▽

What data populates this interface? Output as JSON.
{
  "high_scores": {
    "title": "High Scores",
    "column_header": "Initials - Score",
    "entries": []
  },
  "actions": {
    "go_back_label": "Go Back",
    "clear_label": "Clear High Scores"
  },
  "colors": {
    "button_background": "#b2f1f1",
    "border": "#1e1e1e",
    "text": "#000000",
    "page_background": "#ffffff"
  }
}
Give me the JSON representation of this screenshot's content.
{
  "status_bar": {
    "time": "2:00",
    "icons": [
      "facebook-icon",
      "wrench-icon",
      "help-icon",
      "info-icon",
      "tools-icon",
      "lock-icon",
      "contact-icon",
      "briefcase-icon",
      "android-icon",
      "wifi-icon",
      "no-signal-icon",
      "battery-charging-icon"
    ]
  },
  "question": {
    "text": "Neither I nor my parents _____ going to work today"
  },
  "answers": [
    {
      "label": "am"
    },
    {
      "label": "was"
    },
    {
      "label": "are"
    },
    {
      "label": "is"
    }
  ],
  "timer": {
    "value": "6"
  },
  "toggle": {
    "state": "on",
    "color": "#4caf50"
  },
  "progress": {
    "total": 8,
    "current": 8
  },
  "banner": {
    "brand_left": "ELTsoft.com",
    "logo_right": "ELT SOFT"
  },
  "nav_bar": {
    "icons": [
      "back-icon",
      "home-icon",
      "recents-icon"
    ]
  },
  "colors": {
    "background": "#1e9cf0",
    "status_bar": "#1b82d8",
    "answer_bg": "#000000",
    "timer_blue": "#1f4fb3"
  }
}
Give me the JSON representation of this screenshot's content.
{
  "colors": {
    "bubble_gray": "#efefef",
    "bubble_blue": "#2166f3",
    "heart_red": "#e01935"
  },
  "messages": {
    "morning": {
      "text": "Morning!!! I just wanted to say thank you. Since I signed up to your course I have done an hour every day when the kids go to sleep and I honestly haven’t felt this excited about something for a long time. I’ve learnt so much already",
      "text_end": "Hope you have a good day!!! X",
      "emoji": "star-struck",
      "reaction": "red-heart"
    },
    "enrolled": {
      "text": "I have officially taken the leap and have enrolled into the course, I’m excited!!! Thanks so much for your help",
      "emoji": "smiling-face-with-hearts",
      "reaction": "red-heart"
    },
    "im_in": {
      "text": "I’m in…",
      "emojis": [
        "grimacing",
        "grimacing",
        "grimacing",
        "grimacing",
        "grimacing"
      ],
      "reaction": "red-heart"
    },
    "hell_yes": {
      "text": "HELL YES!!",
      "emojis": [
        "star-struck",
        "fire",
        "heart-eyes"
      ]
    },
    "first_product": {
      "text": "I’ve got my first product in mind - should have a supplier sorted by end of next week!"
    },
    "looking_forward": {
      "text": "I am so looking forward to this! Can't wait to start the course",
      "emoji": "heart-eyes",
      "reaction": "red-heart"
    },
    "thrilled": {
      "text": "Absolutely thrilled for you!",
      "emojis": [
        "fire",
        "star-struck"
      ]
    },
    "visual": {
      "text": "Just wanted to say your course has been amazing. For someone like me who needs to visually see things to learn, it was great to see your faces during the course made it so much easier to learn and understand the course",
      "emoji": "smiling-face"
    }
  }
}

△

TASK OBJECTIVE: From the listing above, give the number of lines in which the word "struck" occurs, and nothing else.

ANSWER SPACE: 3